Add the potato to a large mixing bowl, add the butter without the thyme and garlic, and add the salt, mixing well. Put in a gastro tray lined with baking paper, then cover with a couple layers of tin foil. Cook in the oven for an hour at 160C.

Once out, press with another tray and something heavy in the fridge for 3-4 hours, overnight is best but 3-4 hours will be okay.

To serve you can either air fry them until they are crispy, deep fry or bake in the oven for about 15 minutes.

Barbecue sauce:

740g brown sugar

80ml Worcestershire Sauce

40ml cider vinegar

20g English mustard

30g chili flakes

50g honey

20g garlic paste

800g ketchup

Method:

Cook out the sugar and then add all ingredients, except the ketchup, and cook for about 5-10 minutes, making sure you’ve cooked off the vinegar - it’ll go into a thick liquid. When you’ve got this, add your ketchup and cook for another 5 minutes, then taste, if it needs any seasoning a little lemon juice and salt will sort it.

As always, thank you for reading this. I recently was on a local podcast show called ‘Fork Yeah’, hosted by Ben Hutton, chef and owner of Queens Bar & Grill in Bury St Edmunds, speaking all things food related, so feel free to go give it a listen and to some of his other guests to get a different insight into the industry.

Thanks again and I’ll see you next month.

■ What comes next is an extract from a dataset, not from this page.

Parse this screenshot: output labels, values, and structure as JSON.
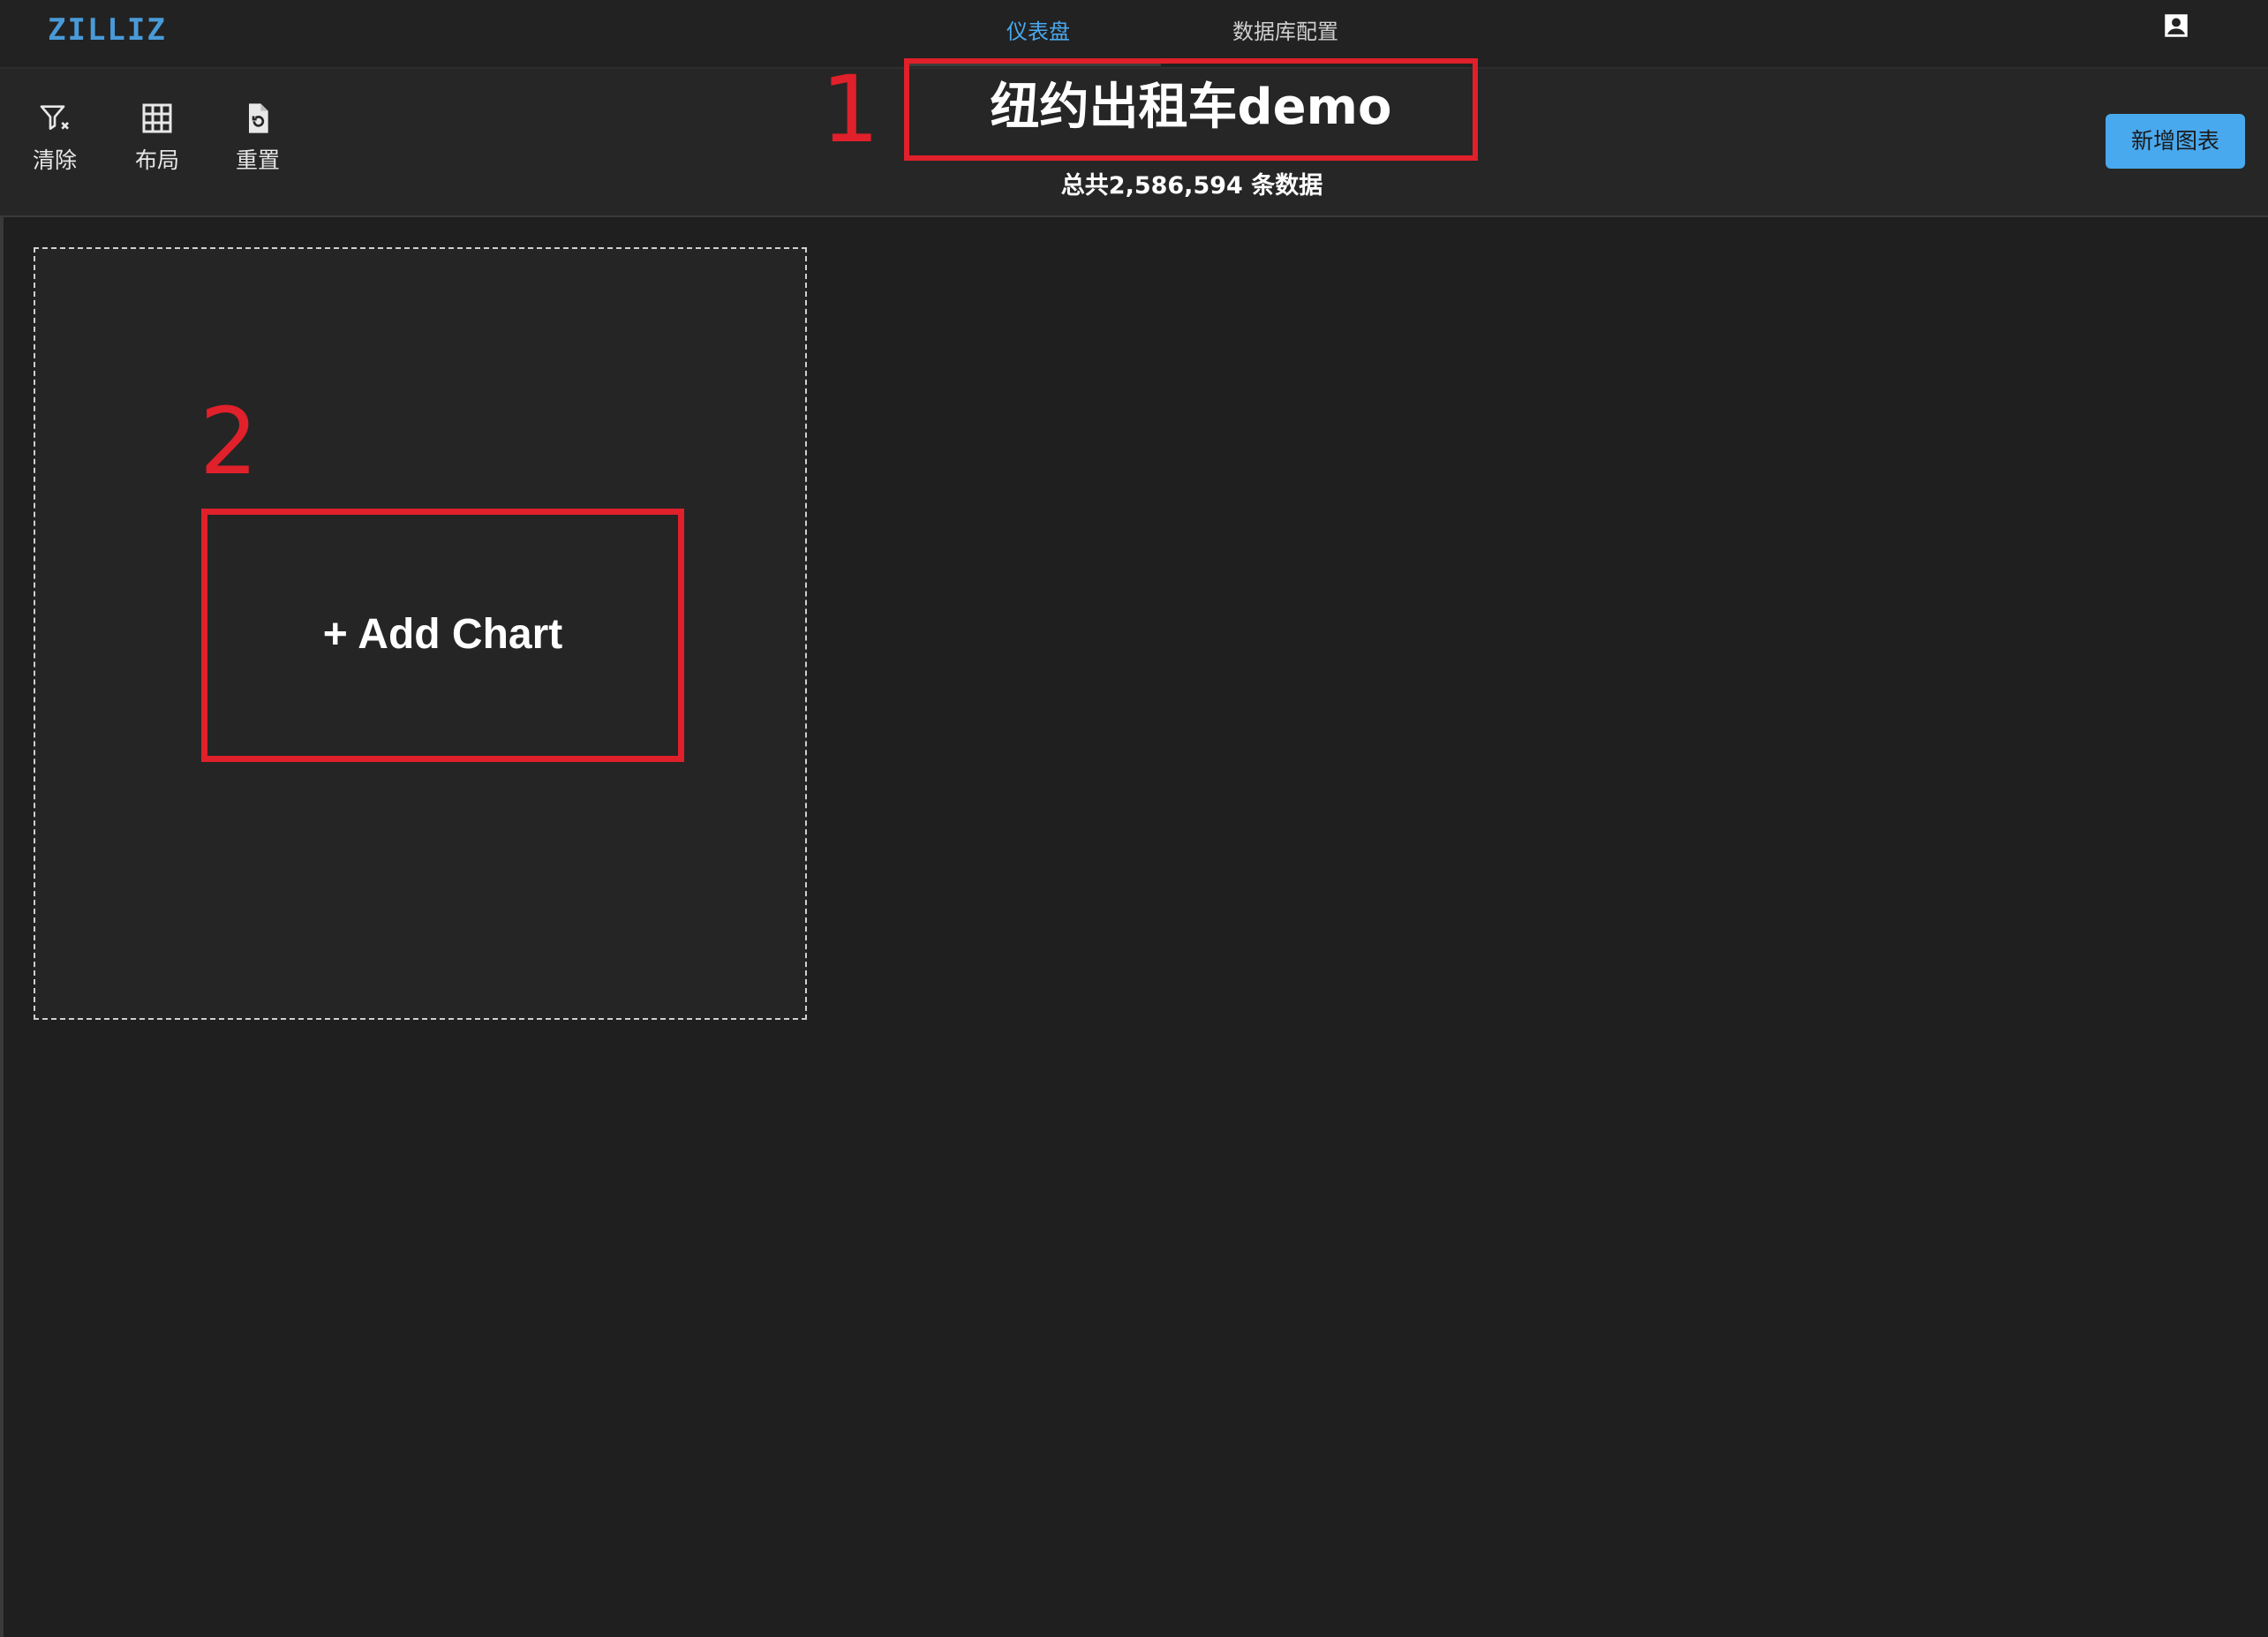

Jordan Ryan is head chef at The Weeping Willow, 39 Bury Road, Barrow Hill, Barrow, Bury Saint Edmunds IP29 5AB

Call 01284 771881

See www.theweepingwillow.co.uk